The system tray (or "systray") is a section of the taskbars in the Microsoft Windows desktop user interface that is used to display the clock and the icons of certain programs so that a user is continually reminded that they are there and can easily click one of them. The system tray is a section located at the one end of the taskbar in Windows 95, 98, and NT. Icons that are often installed in the system tray include the volume control for sound, anti-virus software, scanner software, a channel viewer, player, and a system resources indicator. When more icons are installed in the system tray than can fit in the space allotted, the system tray becomes horizontally scrollable or expandable. To interact with a program in the system tray, you select an icon with your mouse and double-click or right-click the icon. When you minimize the program after using it, it shrinks back into the system tray instead of into the main part of the taskbar.
What makes a system tray icon special is that, when installed, it can have a customized message appear when the mouse is hovering over it; the menu that appears when you right-click it can be customized; and the action that occurs when you double-click it can also be customized. For example, the double-click action for Internet Explorer could be to launch (start, or open a window for) the program, but the double-click action for a desktop icon could be to "View desktop," simply remove the active windows and show the underlying desktop.
An icon can be placed in the system tray when a program is installed by making an entry in the system registry or later by creating a shortcut to a program and dragging the shortcut icon to the system tray. An icon can be removed by deleting the registry entry or by right-clicking it and selecting Delete on the popup menu. The clock is removed by deselecting the show clock option in the taskbar Properties.

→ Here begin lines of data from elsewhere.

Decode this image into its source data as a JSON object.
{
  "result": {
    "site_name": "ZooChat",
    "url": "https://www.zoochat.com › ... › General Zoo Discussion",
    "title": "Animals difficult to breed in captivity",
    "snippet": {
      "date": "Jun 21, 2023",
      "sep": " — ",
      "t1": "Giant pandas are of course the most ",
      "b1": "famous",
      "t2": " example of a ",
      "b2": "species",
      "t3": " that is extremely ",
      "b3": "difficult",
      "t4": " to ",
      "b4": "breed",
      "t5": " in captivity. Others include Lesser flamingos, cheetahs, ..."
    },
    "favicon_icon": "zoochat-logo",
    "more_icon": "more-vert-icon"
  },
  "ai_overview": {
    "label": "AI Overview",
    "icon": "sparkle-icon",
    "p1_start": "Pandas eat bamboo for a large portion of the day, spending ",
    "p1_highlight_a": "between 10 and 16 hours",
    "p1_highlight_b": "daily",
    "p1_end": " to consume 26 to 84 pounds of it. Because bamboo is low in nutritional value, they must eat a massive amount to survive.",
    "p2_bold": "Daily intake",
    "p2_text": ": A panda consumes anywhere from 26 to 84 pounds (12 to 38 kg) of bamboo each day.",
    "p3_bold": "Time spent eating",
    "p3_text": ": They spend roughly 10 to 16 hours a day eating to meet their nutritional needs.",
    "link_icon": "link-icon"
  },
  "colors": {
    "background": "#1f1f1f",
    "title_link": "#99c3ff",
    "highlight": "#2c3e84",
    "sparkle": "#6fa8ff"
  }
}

Continue Reading About system tray
Dig Deeper on Windows legacy operating systems